Bain-marie:
This is a container of hot water in which sauces and dishes can be kept hot in small pans, until required.
Alternatively, it is a method of gently cooking items in a water bath in the oven. A large pan of water is kept near boiling. A second heat-resistant pan holding the item to be cooked is placed into the water (in contrast to double boiling, where it is kept above the water.)


Deglazing pans:
This is a way to lift the tasty browned bits left in a pan. Add a few Tbsp60 - 75 ml of liquid and bring to the boil, stirring and scraping up the bits from the pan, then pour the condensed liquid over the recipe.

Double boiling:
Also called Double saucepan or double fond melts chocolate (or anything that needs to be cooked gently - like pudding) without scorching it. You need a pan and a second heat-resistant container (a glass or steel bowl or another pan.) The top container must fit snugly into the lower one so that steam or sputtering water won’t mix with the chocolate (this would seize the chocolate, separating the sugars from the proteins and fats, ruining it for most purposes, and it is very hard to reverse.) Water is boiled in the lower container, the top container holds the chocolate. The top container sits just above (not in) the boiling water. Make sure not to boil the lower container dry.
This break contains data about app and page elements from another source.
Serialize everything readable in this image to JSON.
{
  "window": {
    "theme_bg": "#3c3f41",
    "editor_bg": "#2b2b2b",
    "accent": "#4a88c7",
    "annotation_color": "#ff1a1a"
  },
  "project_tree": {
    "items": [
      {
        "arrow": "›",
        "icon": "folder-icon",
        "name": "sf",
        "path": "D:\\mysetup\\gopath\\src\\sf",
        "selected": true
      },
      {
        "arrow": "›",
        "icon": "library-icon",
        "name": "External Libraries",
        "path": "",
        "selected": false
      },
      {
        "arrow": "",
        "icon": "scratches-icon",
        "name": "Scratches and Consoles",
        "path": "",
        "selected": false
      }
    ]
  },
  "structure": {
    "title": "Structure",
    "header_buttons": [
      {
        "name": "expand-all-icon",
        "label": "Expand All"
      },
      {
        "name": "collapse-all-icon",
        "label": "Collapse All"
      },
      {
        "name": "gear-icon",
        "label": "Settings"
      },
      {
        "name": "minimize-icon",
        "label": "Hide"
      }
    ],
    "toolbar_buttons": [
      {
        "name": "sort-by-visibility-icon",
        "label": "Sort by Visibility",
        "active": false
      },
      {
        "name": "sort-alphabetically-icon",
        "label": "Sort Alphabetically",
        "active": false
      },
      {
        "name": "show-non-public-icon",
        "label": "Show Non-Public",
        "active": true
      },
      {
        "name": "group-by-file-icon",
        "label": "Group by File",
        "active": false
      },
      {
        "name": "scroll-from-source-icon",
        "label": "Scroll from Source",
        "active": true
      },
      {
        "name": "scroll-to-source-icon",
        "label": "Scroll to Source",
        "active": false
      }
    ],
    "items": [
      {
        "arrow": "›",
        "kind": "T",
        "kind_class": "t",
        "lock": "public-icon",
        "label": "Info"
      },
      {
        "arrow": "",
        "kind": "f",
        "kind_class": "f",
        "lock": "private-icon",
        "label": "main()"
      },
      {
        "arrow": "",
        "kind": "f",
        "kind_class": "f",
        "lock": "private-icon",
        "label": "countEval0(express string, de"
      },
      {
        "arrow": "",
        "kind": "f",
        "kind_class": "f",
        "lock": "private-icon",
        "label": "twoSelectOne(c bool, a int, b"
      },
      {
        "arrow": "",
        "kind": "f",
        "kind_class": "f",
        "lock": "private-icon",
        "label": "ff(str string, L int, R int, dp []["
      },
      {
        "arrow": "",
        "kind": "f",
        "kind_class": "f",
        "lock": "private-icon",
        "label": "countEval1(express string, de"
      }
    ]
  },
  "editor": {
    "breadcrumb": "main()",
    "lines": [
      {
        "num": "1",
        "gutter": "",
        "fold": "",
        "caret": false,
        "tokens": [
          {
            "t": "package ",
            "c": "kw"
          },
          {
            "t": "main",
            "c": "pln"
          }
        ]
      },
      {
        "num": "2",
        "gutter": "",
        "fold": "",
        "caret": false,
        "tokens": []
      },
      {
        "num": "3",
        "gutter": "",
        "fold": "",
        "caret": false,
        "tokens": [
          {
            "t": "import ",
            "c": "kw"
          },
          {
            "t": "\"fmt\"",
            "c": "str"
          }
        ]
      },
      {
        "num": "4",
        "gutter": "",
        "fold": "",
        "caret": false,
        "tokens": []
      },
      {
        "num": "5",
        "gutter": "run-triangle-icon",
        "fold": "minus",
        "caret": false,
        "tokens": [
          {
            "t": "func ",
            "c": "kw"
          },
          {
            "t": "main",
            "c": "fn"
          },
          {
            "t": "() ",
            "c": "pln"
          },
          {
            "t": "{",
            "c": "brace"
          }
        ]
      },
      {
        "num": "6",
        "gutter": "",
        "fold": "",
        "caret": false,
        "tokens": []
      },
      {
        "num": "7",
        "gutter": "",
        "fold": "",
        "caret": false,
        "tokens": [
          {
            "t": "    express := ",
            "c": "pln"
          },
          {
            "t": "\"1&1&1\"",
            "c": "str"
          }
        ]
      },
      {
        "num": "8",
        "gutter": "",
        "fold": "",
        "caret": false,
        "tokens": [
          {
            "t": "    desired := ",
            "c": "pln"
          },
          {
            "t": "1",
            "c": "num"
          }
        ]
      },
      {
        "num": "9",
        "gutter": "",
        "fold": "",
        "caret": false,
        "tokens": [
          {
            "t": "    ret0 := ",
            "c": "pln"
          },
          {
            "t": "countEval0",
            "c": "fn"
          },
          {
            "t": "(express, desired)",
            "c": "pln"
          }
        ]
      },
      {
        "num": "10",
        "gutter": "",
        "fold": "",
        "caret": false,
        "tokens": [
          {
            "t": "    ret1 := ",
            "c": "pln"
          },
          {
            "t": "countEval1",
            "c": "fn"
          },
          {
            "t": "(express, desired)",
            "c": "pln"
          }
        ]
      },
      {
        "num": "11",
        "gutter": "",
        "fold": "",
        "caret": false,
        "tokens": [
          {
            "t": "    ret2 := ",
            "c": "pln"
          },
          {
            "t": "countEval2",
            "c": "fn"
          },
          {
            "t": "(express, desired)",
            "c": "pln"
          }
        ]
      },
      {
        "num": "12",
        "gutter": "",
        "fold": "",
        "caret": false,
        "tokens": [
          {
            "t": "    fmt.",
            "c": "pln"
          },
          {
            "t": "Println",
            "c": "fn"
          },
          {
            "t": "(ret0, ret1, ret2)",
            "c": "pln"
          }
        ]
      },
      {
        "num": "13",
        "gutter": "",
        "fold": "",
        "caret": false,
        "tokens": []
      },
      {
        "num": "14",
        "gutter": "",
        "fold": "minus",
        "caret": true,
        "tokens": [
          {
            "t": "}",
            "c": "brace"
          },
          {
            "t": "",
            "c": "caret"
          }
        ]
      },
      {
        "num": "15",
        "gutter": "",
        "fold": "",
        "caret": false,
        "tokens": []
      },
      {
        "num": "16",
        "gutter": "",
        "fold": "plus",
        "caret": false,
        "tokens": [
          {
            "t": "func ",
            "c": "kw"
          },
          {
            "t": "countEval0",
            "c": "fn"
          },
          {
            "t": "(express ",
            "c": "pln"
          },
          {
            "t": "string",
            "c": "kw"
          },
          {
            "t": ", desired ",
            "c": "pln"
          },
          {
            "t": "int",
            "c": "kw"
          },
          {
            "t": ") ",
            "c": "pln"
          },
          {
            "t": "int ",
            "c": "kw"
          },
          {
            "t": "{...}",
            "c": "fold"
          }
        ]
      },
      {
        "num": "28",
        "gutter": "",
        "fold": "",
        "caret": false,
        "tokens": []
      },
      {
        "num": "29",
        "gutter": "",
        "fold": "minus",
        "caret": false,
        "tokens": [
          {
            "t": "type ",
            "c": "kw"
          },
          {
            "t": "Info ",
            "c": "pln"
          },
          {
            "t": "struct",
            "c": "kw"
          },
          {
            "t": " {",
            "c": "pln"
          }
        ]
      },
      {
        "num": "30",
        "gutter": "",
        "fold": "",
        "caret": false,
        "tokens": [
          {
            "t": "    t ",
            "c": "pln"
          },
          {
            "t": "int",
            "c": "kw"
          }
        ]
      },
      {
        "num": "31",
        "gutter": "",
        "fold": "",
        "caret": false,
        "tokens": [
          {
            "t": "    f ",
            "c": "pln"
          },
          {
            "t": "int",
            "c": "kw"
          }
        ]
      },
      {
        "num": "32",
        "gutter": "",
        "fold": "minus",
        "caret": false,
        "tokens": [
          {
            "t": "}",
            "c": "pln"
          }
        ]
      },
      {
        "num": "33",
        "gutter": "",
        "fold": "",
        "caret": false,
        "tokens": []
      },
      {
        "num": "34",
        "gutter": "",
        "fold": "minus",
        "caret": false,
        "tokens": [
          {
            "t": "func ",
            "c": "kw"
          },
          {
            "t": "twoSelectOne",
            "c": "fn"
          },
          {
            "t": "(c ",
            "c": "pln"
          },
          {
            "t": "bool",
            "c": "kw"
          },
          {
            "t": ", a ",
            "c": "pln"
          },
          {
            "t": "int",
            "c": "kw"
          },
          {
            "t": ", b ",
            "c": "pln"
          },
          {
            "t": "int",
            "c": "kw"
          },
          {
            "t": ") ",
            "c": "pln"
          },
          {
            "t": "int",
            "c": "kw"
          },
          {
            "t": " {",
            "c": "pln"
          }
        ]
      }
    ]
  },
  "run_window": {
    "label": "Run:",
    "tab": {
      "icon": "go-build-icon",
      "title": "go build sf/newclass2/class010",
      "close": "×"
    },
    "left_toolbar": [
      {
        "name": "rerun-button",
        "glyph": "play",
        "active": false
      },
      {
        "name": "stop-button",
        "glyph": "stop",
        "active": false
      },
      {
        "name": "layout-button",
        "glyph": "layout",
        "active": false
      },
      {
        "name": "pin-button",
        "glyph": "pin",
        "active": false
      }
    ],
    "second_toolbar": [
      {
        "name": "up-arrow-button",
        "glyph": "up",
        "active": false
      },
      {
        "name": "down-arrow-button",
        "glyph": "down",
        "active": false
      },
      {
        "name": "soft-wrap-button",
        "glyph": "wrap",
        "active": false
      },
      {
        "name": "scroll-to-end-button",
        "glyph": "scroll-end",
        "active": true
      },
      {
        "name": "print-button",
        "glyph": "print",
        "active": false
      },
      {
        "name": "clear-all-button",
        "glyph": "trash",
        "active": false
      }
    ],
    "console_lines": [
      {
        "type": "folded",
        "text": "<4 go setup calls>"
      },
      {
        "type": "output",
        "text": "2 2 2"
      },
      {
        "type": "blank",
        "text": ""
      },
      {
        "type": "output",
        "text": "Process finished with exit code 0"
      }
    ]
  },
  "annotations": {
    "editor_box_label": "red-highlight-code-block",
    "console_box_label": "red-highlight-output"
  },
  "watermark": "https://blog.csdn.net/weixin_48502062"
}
Stages of cooked sugar syrup:
Most experienced candy makers use both a a thermometer and a physical test.

Spoon test:
Use a clean wooden or silicone spoon to lift a small quantity of the syrup up out of the pot and drop back into the pot.
Pearl - 220 - 222F104 - 105C. Runs off a spoon in drops.
Blow - 220 - 234F104 - 112C. Makes a loose thread that runs off the end of the spoon.
Thread - 230-F110C. Makes a brittle thread that runs off the end of the spoon.

Chilled water test:
Remove pan from heat.
Use a clean wooden or silicone spoon to drop a small quantity of the syrup (about 1/2 tsp) into a small container.
Quickly gather the syrup between your fingers.
Soft ball - 234F112C. Makes a limp, sticky ball that flattens when removed from the water and rolled between the fingers.
Firm ball - 244 - 248F118 - 220C. The ball will hold its shape and will not flatten unless pressed with fingers.
Hard ball - 250 - 266F121 - 130C. The ball is more rigid, but is still pliable.
Soft crack - 270 - 290F132 - 143C. The syrup will separate into hard threads, which when removed from the water will bend.
Hard crack - 300 - 310F149 - 154C. The syrup separates into threads that are hard and brittle.

Colour test:
310 - 338F154 - 170C. Syrup changes from honey coloured to light brown.
356F180C. Syrup becomes medium brown.
374F190C. Syrup becomes dark brown - this is only used to colour sauces.
410F210C. Syrup becomes black - this has no use.


Toasting and Grinding Spices:
Toast spices in a dry skillet and shake the seeds over medium-high heat until they release an intense aroma (about 4 minutes).
Traditionally spices are ground using a mortar and pestle. I use a coffee grinder (reserved for this purpose alone, unless I want spicy coffee, or coffee-flavoured spices) to pulverize my spices and seeds before adding them to recipes.